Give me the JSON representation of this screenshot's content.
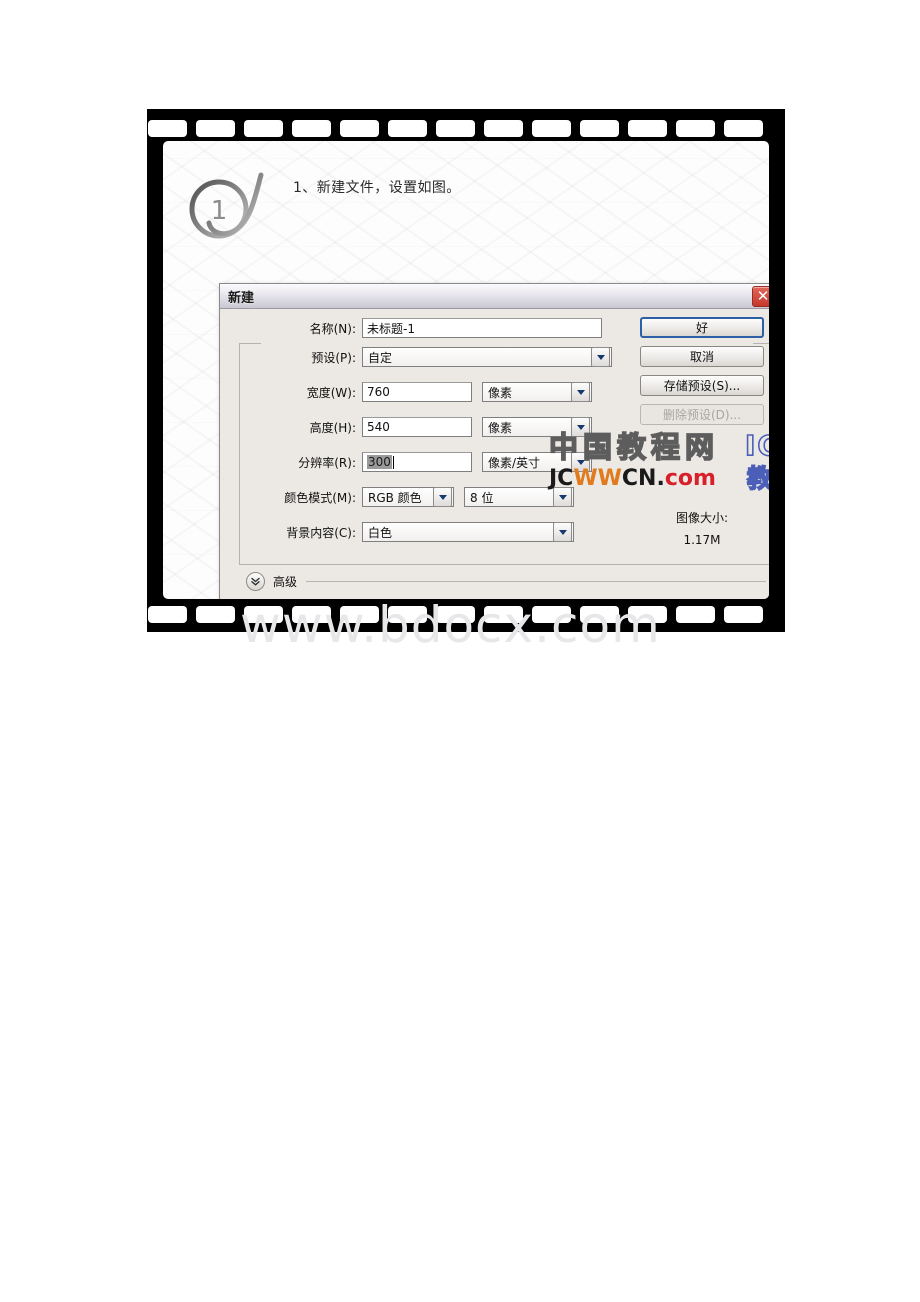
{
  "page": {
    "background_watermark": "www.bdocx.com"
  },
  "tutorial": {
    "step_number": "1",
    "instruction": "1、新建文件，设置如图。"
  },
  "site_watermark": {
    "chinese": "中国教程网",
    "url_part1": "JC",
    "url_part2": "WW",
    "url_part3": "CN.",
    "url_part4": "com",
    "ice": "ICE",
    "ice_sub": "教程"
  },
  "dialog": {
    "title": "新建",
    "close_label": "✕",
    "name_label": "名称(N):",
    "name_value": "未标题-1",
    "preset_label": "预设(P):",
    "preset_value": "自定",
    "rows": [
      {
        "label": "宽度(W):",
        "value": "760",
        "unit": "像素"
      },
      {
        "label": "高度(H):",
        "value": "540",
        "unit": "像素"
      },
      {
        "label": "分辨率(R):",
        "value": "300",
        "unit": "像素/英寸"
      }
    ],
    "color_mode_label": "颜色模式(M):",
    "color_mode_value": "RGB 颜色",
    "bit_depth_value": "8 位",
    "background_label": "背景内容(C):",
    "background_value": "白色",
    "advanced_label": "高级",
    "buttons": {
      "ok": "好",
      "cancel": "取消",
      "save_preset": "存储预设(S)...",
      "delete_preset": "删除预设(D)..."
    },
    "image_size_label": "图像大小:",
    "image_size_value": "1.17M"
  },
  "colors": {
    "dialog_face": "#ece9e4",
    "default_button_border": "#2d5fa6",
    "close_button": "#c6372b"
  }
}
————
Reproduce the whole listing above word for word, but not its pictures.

Give me the JSON representation of this screenshot's content.
{
  "page": {
    "background_watermark": "www.bdocx.com"
  },
  "tutorial": {
    "step_number": "1",
    "instruction": "1、新建文件，设置如图。"
  },
  "site_watermark": {
    "chinese": "中国教程网",
    "url_part1": "JC",
    "url_part2": "WW",
    "url_part3": "CN.",
    "url_part4": "com",
    "ice": "ICE",
    "ice_sub": "教程"
  },
  "dialog": {
    "title": "新建",
    "close_label": "✕",
    "name_label": "名称(N):",
    "name_value": "未标题-1",
    "preset_label": "预设(P):",
    "preset_value": "自定",
    "rows": [
      {
        "label": "宽度(W):",
        "value": "760",
        "unit": "像素"
      },
      {
        "label": "高度(H):",
        "value": "540",
        "unit": "像素"
      },
      {
        "label": "分辨率(R):",
        "value": "300",
        "unit": "像素/英寸"
      }
    ],
    "color_mode_label": "颜色模式(M):",
    "color_mode_value": "RGB 颜色",
    "bit_depth_value": "8 位",
    "background_label": "背景内容(C):",
    "background_value": "白色",
    "advanced_label": "高级",
    "buttons": {
      "ok": "好",
      "cancel": "取消",
      "save_preset": "存储预设(S)...",
      "delete_preset": "删除预设(D)..."
    },
    "image_size_label": "图像大小:",
    "image_size_value": "1.17M"
  },
  "colors": {
    "dialog_face": "#ece9e4",
    "default_button_border": "#2d5fa6",
    "close_button": "#c6372b"
  }
}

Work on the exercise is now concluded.